The Florida sheriff's deputy stationed at Marjory Stoneman Douglas High School who never went in after the shooting on Feb. 14 began has resigned, Broward Sheriff Scott Israel said Thursday, reports the Miami Herald.

The deputy, Scot Peterson, was first suspended without pay after Israel learned that Peterson stood outside Building 12 for four minutes during the shooting, which lasted six minutes. Peterson decided to resign and retire Thursday morning.

"I am devastated," Israel said, reports the Herald. "Sick to my stomach. He never went in."

Peterson should have "went in. Addressed the killer. Killed the killer," Israel told reporters, according to the Sun Sentinel.

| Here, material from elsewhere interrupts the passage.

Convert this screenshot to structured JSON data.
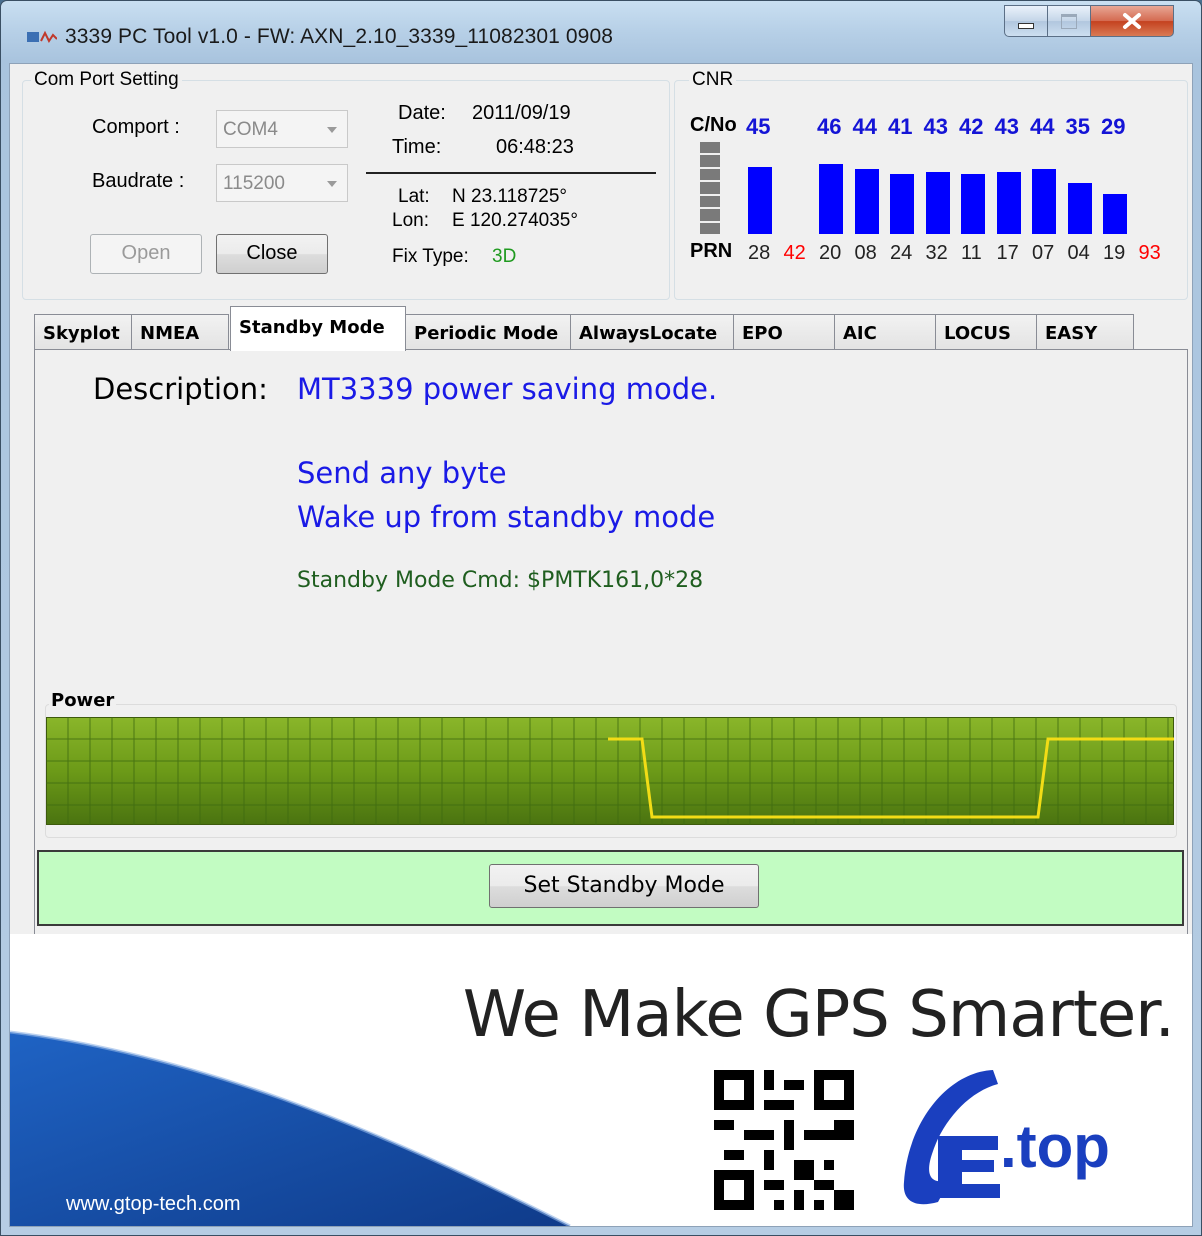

According to the sheriff, surveillance video confirmed that Peterson was outside the building where the shooting happened and armed, but never went inside. He started at his position for "minutes" while the shooting happened. Israel said the video is part of an ingoing investigation and might never be made public.

Building 12 is the freshman building, where police say gunman Nikolas Cruz opened fire, killing 14 students and three teachers. Cruz later confessed and has been charged with 17 counts of premeditated murder.

Days after the shooting, local officials began debating tearing down the building. Broward Schools Superintendent Robert Runcie told the South Florida Sun Sentinel last week that parents and students told him they cannot go back into that building.

"Parents and students have resoundingly told me they can't go back into that building regardless of what we do," Runcie explained. "The other piece I heard is that that building will be used as evidence in any type of legal process that goes forward, so we won't be able to access the building for a while anyway."

On Friday, the Herald reported that legislators have approved tearing down the building to add new classroom spaces and add a memorial for the victims and their families.

"This building has to come down," State Sen. Bill Galvano told the Herald. "Everything was strewn across the halls from people running and dodging and there were significant blood splatters on the wall. Like someone took a milk jug and exploded it."


"We need to take a serious look at tearing down that building and build a facility that these kids could return to and be proud of," Sen. Wilton Simpson said Friday.

The cost of replacing the building could be between $25 million and $30 million.